1. You know we’re not really interested in the answer, rather the approach and assumption you take to form an answer. Today such a question is a good google query away. Yet, framing the information you need to make an estimate is very good practice. Get an estimate before the search. I would say the list in the link is just a subset as many tuners do not advertise (the Carnegie Hall team probably doesn’t need to advertise and are fully employed, for example.)

5. Nol Geurts says:

Let’s do some assumptions….
There are ~8M people in NYC
Let’s assume 1 out of 1000 is playing actively at home a piano
So at least 8000 pianos per year needs to be tuned.
Tuning a piano needs ~4 hours including transport of the tuner to the piano and back home.

So a tuner can tune 2 pianos per day if he is occupied for 100% in tuning…..

Let’s assume a duty cycle of 0.5….

So there are 8000 working days per year, at least 40 tuners are necessary to get the pianos tuned.

With a lot of people who are able to tune a piano without being active as tuner, let’s go for at least 97 tuners in NYC

1. Well done Nol, we may have to set up quesitons like this more often… it is a fun exercise. cheers, Fred

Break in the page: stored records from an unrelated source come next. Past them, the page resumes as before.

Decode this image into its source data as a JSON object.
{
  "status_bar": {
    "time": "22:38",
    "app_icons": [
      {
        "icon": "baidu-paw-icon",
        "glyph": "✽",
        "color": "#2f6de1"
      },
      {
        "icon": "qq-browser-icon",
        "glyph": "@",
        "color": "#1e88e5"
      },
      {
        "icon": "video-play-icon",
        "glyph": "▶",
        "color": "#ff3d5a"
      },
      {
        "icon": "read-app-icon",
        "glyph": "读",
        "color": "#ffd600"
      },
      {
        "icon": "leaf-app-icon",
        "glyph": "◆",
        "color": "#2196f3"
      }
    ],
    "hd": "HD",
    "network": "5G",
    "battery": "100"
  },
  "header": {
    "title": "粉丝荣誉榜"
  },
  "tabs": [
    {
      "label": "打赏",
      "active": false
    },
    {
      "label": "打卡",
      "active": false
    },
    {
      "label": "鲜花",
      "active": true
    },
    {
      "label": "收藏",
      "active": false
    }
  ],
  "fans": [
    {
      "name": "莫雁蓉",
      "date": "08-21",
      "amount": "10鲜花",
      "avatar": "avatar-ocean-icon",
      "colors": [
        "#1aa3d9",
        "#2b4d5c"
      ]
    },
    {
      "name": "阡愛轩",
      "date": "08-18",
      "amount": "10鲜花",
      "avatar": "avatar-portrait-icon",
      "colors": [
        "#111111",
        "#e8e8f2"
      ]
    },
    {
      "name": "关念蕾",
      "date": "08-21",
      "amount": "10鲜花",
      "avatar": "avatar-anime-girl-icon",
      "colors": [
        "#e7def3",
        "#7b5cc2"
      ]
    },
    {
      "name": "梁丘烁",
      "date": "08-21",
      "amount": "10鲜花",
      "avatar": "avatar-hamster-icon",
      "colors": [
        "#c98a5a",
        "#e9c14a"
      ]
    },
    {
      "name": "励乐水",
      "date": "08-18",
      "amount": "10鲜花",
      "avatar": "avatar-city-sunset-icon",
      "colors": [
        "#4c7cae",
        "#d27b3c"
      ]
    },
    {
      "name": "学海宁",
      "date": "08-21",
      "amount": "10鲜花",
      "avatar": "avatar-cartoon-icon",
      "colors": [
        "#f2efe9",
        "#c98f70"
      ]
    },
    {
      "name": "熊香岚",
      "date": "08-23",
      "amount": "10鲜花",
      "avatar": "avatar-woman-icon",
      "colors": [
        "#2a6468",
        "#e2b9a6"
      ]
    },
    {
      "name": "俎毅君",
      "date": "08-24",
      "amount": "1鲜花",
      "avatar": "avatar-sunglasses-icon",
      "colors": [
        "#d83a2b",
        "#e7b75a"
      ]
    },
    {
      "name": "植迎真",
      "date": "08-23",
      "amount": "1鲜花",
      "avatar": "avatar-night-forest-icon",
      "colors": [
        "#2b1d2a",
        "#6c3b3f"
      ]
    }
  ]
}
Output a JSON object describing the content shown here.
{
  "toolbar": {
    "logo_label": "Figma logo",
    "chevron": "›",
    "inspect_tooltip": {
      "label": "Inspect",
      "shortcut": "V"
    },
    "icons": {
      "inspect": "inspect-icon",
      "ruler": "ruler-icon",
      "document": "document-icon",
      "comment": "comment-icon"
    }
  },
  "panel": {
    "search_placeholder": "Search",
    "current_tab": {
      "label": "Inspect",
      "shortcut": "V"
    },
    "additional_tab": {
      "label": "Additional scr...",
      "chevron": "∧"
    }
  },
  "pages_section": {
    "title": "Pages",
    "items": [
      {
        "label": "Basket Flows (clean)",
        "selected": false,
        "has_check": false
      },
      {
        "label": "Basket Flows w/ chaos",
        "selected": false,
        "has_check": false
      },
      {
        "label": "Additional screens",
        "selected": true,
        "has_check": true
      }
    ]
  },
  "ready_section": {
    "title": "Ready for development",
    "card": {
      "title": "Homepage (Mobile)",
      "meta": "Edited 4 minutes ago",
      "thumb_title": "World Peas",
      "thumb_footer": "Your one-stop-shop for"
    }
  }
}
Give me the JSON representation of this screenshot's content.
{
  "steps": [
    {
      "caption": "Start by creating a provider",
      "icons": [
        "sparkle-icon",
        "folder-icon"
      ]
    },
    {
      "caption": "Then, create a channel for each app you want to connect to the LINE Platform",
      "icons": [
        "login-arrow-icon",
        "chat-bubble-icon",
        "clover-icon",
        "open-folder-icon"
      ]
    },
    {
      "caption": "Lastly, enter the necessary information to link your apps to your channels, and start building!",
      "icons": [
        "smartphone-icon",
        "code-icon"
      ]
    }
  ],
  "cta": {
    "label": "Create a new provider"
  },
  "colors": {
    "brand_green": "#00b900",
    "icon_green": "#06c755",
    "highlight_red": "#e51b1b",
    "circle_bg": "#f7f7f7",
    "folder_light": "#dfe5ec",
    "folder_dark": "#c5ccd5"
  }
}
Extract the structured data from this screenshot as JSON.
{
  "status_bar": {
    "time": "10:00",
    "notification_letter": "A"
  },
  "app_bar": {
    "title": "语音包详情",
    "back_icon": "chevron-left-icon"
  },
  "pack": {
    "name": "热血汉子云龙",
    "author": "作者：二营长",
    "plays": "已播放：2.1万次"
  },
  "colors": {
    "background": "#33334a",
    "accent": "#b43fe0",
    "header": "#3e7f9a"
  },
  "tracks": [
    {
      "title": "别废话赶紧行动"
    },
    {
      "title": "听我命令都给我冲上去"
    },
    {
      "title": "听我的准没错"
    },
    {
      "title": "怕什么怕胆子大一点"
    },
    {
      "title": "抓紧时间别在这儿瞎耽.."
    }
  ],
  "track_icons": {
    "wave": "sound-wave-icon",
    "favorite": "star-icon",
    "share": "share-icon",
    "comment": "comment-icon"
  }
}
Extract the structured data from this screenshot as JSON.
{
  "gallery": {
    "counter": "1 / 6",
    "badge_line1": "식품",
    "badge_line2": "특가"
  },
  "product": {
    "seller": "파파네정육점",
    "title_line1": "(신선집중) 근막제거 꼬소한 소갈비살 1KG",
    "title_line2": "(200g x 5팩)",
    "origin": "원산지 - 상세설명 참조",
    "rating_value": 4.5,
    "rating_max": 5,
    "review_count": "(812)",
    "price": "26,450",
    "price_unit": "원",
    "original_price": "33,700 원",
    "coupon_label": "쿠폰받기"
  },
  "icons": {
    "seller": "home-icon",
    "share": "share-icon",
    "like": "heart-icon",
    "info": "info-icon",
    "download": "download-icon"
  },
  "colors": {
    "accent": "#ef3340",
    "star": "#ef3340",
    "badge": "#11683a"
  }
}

6. John McRae says:

Without even living in the USA – so guesses at everything including population.
1) NYC 5,000,000 people
2) 1/100 has a piano ie 50,000 pianos
3) Pianos should be tuned 1/yr; say actual average achieved is 1 every 2 yr.
4) Therefore work to be done is 50,000/2 = 25,000 pianos tuned per year.
5) A piano tuner could feasibly tune 2 pianos/day.
6) Say he achieves 75% utilisation, ie 1.5 pianos tuned/day
7) He is able to work for say 220 days per year. ie 220×1.5 = 330 pianos per year
8) Therefore the requirement is for 25,000/330 = 75 piano tuners working within NYC.
9) Much piano tuning is done on a repeat basis over decades so I expect that the efficiency of piano tuners in finding and scheduling work would be quite high. I have no reason to increase my estimate to account for these type of inefficiencies.

1. Nicely done John, thanks for the comment and showing your detailed work. Now, how would you sort out the ratio of people that have a piano in real life? cheers, Fred

7. Richard Lawler says:

My estimate is 250.

At the core of the estimate, is the question how many piano tuners would be needed to service at population the size of NYC?

I know NYC has about 8.5 million people. That’s a pretty inconceivable number, and it’s difficult to conceive as a population. So instead I will substitute a city with a population that is more intuitive. My neighboring city of Santa Rosa has about 170,000 people. That will work. I have some understanding of how many specialists of various types service the population of Santa Rosa.

Next comes the guess. Without some rather complicated sampling, we don’t know how many pianos there are in a population nor how often they need tuning nor how fast a piano tuner can tune a piano. I would need estimates for all these values to accurately answer the question, but we are only looking for an estimate of how many piano tuners serve the community. And if I compound too many estimates my error will multiply. So instead I am going to guess. My intuitive guess is that 5 piano tuners can service a city the size of Santa Rosa.

Since NYC is 50 times the size of Santa Rosa, NYC would, therefore, have 250 piano tuners.

1. Hi Richard, I like the approach. Assuming the area you know something about is similar at scale to NYC. Nice way to improve the many assumptions necessary. Cheers, Fred